[Dataset rows for apps and sites]
<<<<
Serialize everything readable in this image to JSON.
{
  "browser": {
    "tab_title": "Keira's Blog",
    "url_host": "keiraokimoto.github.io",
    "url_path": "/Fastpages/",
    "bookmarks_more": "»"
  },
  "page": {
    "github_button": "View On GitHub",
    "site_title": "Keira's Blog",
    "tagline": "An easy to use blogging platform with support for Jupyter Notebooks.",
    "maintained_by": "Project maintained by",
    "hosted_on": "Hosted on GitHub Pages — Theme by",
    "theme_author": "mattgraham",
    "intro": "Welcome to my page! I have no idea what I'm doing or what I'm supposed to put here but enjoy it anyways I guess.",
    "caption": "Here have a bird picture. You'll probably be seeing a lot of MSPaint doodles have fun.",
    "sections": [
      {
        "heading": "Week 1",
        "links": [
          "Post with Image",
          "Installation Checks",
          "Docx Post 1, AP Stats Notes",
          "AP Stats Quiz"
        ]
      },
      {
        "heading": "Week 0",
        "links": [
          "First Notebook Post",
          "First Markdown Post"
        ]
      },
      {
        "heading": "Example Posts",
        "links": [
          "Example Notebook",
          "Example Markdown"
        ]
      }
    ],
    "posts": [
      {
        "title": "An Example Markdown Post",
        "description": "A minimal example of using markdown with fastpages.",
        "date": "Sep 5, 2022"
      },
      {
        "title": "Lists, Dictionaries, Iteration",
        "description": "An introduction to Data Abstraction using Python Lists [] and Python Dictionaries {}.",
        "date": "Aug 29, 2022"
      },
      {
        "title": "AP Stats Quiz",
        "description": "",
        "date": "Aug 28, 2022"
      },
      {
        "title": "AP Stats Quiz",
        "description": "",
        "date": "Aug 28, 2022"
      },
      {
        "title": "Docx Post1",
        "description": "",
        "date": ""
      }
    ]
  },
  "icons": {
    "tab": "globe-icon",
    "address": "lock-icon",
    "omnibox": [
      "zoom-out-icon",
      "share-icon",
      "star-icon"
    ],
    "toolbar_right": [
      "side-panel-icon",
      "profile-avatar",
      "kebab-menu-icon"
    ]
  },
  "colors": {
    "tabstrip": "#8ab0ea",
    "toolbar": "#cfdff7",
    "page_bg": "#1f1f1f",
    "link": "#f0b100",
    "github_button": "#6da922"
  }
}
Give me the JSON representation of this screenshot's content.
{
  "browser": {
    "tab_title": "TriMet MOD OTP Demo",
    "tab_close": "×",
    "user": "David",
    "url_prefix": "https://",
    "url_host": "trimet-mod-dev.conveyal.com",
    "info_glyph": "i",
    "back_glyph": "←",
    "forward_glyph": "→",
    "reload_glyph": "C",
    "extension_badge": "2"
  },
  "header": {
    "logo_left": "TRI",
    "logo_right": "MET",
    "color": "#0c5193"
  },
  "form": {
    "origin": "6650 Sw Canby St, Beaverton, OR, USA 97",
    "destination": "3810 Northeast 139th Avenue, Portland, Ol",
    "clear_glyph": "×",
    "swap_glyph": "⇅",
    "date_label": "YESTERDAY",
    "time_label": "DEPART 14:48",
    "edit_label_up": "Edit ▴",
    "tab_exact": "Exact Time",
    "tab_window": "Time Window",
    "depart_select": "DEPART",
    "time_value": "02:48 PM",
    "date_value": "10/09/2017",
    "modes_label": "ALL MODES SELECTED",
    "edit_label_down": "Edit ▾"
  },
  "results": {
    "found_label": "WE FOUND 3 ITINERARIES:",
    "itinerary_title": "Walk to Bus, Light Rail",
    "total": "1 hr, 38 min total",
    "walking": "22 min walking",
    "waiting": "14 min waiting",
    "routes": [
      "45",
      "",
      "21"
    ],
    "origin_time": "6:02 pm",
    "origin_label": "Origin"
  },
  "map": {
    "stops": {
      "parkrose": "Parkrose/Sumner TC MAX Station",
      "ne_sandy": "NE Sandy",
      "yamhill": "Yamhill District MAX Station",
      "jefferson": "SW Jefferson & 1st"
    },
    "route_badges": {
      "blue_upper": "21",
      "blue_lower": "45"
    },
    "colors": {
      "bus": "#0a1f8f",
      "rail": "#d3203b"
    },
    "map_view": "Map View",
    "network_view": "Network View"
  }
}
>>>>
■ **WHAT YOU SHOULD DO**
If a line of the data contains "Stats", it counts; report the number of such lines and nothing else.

■ **EXERCISE ANSWER**
4